The series centers on Shaun Murphy, portrayed by Freddie Highmore, (who you may recognize from “Bates Motel”) a doctor diagnosed with autism and savant syndrome (a case where individuals with autism have enhanced abilities or brilliance in certain subjects that stand out in contrast to their disability), making him antisocial, but also a genius. It is based on a 2013 Korean drama of the same name produced by David Shore, who also worked on “House”.
I will not comment on the actual scientific and medical portions, since I am not a doctor or anatomy major so I cannot make any judgments.
The pilot had some ups and some downs. To start with the positives, Freddie Highmore does a nice job at portraying an autistic adult and showing that he can be emotionally moving when called upon. There are some flashbacks, in the pilot at least, that at first were a little jarring but eventually were welcomed, adding more to the character of Shaun Murphy. It introduces a little intrigue into the back story of Murphy, although by the end of the flashbacks they did become predictable.
There are issues that should be touched up a little. There are cliché characters, such as the well-respected yet arrogant older professional who despises the new guy because he is different, and the intelligent young female doctor who is not shown the respect she deserves and is compassionate towards the introverted genius. These are characters we have seen dozens of times before, and so far, there is nothing about them that shows they will bring anything beneficial to the show. Certain lines of dialogue were only there just to serve as exposition and they were not delivered successfully.

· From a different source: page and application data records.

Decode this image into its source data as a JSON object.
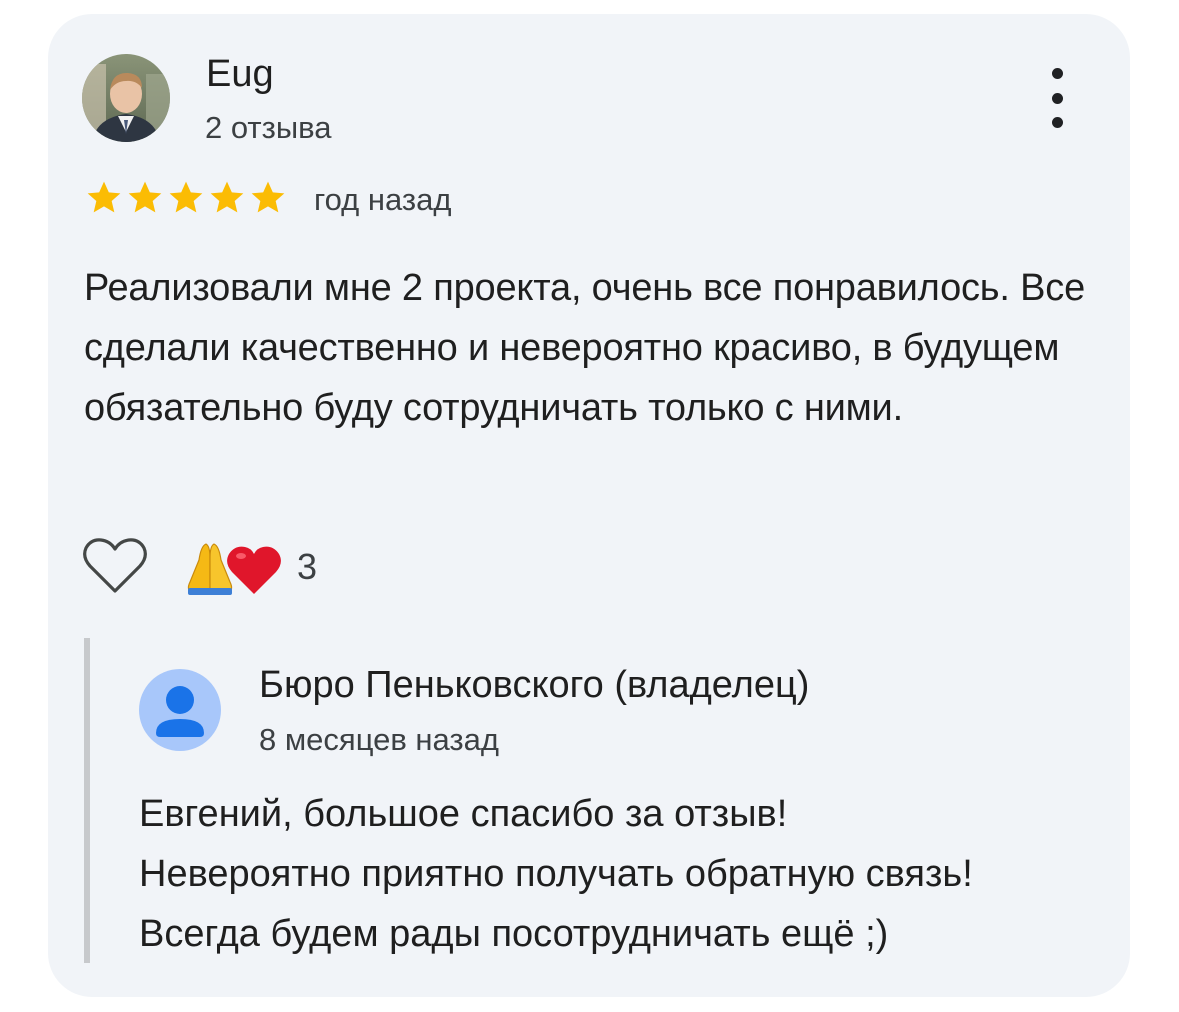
{
  "review": {
    "author_name": "Eug",
    "author_reviews": "2 отзыва",
    "rating": 5,
    "rating_max": 5,
    "date": "год назад",
    "text": "Реализовали мне 2 проекта, очень все понравилось. Все сделали качественно и невероятно красиво, в будущем обязательно буду сотрудничать только с ними.",
    "reaction_count": "3",
    "reaction_emojis": [
      "🙏",
      "❤️"
    ]
  },
  "reply": {
    "owner_name": "Бюро Пеньковского (владелец)",
    "date": "8 месяцев назад",
    "lines": [
      "Евгений, большое спасибо за отзыв!",
      "Невероятно приятно получать обратную связь!",
      "Всегда будем рады посотрудничать ещё ;)"
    ]
  },
  "colors": {
    "card_background": "#f1f4f8",
    "star": "#fbbc04",
    "owner_avatar_bg": "#a8c7fa",
    "owner_avatar_icon": "#1a73e8"
  },
  "icons": {
    "menu": "more-vertical-icon",
    "like": "heart-outline-icon",
    "star": "star-icon",
    "owner_avatar": "person-icon"
  }
}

On a technical level, there were a few times in the first half of the episode where the transitions are sudden and without the use of establishing shots. It leaves the audience confused as to what’s happening. I do not know if this is something that will remain in the show permanently, or if they were just for the pilot, but there are moments where we are inside the head of Shaun as everything is in text as he solves the problem. While not terrible, they can be a bit jarring and has been used in many other shows about geniuses, so it feels like a checkbox item rather than a core element or interesting gimmick for the show.
Lastly, while the flashbacks were a nice touch, one of them showcased an old cliché of the angry, misunderstanding father and the pure loving mom, who serves as their support system. They do make a deviation from this trope in the next flashback but it was still there.
I am somewhat intrigued by the story, and wish to continue seeing how these characters interact with each other and see the story unfold.
The second episode debuted on Oct. 2 and the third on Oct. 9.